§ PROBLEM TO WORK ON
Report back every line below that carries the word "minimize".

(PROVIDED DATA Opens)

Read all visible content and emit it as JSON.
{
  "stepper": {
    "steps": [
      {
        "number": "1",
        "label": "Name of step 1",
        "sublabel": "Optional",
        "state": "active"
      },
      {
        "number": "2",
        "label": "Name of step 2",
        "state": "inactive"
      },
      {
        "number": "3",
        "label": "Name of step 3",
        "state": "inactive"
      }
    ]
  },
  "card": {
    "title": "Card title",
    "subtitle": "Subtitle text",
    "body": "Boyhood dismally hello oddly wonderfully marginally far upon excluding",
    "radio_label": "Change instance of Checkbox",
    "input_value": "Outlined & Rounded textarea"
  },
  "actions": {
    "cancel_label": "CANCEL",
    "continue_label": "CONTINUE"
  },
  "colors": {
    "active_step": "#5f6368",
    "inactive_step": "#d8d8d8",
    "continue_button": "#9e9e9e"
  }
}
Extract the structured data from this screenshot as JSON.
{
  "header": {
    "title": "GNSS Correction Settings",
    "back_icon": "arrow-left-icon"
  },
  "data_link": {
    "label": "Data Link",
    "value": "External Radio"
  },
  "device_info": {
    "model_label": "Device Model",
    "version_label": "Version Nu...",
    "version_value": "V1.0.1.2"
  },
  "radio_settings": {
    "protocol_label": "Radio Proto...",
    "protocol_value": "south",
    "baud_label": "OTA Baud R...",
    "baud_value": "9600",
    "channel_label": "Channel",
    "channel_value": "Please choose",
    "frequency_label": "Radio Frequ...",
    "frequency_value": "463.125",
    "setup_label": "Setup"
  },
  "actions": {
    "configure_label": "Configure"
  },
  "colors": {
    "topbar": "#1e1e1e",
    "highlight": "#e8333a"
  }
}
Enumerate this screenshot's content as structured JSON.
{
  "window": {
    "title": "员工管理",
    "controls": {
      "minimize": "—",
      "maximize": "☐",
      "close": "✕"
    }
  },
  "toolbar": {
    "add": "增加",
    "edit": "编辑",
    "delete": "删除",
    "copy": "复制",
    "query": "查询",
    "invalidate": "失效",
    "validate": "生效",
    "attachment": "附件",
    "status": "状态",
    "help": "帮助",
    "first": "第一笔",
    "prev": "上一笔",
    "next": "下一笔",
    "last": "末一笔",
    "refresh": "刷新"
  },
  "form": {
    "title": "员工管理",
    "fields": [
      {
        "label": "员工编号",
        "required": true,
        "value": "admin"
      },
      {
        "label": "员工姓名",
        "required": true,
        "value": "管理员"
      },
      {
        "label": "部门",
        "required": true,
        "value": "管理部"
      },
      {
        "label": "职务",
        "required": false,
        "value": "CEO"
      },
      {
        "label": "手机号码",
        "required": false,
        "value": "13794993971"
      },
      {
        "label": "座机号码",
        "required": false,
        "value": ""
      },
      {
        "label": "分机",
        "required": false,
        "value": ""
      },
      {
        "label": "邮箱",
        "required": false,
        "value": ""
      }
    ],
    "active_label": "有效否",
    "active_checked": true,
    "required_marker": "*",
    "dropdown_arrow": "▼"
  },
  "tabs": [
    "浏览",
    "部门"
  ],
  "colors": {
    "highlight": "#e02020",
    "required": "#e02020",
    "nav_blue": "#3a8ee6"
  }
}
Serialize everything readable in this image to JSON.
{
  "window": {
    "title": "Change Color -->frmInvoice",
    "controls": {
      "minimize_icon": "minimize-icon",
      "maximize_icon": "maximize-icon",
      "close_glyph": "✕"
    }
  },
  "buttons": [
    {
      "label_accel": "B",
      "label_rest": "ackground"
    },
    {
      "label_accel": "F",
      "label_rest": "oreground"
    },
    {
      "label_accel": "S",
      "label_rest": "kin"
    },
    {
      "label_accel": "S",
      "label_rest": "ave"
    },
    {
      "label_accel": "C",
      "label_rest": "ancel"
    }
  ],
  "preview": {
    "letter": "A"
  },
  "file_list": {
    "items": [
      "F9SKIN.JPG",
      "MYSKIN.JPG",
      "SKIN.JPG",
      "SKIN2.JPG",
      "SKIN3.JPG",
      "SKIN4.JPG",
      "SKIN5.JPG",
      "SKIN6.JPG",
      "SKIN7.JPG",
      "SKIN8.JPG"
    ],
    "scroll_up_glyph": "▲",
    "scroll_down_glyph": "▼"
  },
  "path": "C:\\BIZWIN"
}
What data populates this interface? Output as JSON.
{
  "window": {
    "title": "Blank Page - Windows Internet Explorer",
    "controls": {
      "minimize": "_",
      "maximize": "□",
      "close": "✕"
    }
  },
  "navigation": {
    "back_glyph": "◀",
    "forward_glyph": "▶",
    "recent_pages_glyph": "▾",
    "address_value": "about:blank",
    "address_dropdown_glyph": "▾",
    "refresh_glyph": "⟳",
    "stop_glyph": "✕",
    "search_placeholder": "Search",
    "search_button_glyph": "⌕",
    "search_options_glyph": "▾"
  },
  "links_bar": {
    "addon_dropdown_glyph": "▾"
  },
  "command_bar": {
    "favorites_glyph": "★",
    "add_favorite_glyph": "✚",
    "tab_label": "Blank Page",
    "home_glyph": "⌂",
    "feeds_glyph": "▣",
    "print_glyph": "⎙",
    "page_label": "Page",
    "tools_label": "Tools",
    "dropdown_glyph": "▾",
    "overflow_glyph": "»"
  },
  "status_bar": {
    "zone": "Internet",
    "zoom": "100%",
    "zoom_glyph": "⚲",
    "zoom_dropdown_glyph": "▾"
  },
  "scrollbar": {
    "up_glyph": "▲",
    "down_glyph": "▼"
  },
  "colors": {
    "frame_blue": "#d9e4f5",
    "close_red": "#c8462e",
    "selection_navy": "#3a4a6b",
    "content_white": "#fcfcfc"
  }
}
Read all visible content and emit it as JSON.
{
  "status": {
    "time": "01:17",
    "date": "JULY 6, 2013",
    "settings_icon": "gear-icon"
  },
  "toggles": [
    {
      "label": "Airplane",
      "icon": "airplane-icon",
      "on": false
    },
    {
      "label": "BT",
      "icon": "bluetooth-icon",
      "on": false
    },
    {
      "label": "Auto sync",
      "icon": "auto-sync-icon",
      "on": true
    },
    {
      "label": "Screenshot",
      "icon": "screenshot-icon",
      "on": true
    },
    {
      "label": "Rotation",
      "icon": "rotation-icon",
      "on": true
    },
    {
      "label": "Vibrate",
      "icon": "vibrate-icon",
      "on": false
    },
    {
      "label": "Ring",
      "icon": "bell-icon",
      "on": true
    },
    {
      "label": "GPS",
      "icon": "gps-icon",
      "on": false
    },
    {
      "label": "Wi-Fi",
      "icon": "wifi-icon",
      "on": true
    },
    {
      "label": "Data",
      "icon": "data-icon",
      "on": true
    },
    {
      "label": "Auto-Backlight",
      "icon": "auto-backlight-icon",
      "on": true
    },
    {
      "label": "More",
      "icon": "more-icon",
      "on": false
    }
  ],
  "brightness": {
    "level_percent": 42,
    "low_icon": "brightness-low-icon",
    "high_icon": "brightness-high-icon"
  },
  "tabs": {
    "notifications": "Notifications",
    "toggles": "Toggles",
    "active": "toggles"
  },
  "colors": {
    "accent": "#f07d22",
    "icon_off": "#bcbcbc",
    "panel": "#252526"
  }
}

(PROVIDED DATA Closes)

§ YOUR RESPONSE
      "minimize": "—",
      "minimize_icon": "minimize-icon",
      "minimize": "_",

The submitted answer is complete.